For the first time in history, this year’s Leaving Cert history students did not have to stress as much about time, in a paper that provided candidates with extensive choice.
Susan Cashell, a history teacher at the Institute of Education, said that the race against the clock was removed this year. "There has always been a problem with time management for the history paper and it would make students' study of history and their exam experience less fraught if this amount of time allocation and question choice became the norm for the history paper."
Philip Irwin, ASTI history representative and a teacher at The High School in Rathgar, Dublin 6, said that the paper was "broad and fair", and students would have been happy with it.
"A document question about the Montgomery bus boycott, one of the three case studies on the course, provided students with scope to answer about the civil rights movement," Mr Irwin said. "There was a question on the 1921 Anglo-Irish Treaty which, in any other year where the students had to answer an additional question, would have been very long.

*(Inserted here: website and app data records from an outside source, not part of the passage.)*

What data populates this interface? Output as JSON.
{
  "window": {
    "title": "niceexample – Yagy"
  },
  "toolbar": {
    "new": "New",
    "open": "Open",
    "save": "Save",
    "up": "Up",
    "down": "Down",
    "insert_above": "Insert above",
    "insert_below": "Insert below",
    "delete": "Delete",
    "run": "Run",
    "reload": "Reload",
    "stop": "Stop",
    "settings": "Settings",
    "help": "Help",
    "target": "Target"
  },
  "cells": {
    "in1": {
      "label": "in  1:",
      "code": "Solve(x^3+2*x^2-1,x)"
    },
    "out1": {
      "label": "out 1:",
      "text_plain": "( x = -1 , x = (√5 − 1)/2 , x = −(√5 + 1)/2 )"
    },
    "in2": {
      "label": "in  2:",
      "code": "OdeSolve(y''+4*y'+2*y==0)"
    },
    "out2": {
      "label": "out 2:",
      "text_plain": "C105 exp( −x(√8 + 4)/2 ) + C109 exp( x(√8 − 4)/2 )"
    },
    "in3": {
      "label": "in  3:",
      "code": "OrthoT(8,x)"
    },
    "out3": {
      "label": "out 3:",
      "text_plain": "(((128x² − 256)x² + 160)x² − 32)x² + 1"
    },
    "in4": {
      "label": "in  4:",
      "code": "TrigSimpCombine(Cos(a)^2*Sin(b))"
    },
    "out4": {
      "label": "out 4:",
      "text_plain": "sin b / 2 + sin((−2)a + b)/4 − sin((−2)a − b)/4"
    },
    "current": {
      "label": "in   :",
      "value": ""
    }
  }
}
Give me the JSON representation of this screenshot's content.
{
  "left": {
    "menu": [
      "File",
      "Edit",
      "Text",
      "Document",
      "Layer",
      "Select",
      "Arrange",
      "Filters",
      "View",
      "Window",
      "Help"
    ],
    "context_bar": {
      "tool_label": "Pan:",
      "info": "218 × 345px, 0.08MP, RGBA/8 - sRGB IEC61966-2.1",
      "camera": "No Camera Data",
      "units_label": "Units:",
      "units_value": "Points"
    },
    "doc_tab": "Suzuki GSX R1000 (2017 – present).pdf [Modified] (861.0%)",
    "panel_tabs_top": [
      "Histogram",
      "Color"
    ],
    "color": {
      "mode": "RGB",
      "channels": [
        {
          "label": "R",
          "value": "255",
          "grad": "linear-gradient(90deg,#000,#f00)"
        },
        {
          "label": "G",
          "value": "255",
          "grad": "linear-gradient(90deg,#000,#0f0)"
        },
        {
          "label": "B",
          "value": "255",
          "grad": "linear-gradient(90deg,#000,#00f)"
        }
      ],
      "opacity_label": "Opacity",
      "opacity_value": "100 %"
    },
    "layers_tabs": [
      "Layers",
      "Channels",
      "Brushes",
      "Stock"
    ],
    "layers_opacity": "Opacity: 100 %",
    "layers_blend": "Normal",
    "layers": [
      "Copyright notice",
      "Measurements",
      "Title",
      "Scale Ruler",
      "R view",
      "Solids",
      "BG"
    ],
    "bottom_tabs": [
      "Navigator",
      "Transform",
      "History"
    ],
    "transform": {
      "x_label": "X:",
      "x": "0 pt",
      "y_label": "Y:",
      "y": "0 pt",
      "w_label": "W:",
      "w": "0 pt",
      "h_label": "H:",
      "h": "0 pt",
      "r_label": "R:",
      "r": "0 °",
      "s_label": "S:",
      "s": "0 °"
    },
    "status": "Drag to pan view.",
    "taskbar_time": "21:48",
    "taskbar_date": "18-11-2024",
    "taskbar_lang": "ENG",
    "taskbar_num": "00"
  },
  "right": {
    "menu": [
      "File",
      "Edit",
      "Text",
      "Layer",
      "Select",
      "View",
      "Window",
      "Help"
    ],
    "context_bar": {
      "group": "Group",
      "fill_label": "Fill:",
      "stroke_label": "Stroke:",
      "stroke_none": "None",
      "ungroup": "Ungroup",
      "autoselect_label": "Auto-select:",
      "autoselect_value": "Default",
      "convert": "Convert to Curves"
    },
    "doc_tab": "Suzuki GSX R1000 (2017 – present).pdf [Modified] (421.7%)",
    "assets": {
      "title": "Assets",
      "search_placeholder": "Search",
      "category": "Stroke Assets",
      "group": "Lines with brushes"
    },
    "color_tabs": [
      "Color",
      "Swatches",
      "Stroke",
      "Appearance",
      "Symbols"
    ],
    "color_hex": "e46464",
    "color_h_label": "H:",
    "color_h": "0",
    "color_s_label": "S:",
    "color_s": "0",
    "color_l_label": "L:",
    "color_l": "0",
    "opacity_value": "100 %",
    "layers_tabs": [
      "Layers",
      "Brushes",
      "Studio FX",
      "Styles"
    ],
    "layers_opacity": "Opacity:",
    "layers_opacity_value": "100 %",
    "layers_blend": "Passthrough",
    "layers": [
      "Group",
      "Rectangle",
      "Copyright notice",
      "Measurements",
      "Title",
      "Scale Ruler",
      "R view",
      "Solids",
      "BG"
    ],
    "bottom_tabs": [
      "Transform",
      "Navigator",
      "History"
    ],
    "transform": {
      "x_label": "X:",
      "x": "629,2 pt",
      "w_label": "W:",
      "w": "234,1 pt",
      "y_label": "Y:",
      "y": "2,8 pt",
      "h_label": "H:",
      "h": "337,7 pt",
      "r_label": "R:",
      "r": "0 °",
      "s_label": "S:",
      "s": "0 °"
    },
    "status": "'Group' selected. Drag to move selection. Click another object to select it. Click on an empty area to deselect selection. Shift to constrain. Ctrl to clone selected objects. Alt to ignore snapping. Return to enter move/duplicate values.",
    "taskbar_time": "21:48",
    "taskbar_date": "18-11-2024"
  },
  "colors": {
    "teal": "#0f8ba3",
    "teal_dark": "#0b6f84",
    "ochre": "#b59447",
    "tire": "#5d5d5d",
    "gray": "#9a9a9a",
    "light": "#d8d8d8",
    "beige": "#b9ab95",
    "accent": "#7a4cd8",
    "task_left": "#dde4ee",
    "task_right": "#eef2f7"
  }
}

Given that this is the 100th anniversary of the Treaty, a lot of students would have been hoping it would come up."
Ms Cashell said that the two most popular sections, sovereignty and dictatorship, each had three very accessible questions, including all three case studies on the Treaty and Eucharistic congress of 1932, as well as a "lovely" question on the effect of the second World War on both parts of the island of Ireland.
"Perhaps some students may have been expecting a question relating to the partition of Northern Ireland because of the anniversary of the setting up of the NI parliament," Ms Cashell said.
Mr Irwin said that questions on the problems facing Seán Lemass and/or Jack Lynch as taoiseach were good.
In the section on Europe and the wider world, dictators Stalin, Mussolini and Hitler all showed up, giving students a broad choice, Mr Irwin said.
On the ordinary level paper, Mr Irwin said there was a good spread of questions including partition, the Jarrow March in 1936 England – which many historians see a pivotal moment that influenced later social change – and the Nuremberg rally.
“There was good scope and a lot of chances for students to write about what they know,” said Mr Irwin.
Try this at home: Leaving Cert History, Higher Level
From your study of the Republic of Ireland, 1949-1989, what did you learn about two of the following: changing attitudes towards Irish language and culture; the impact of Vatican II; the influence of television?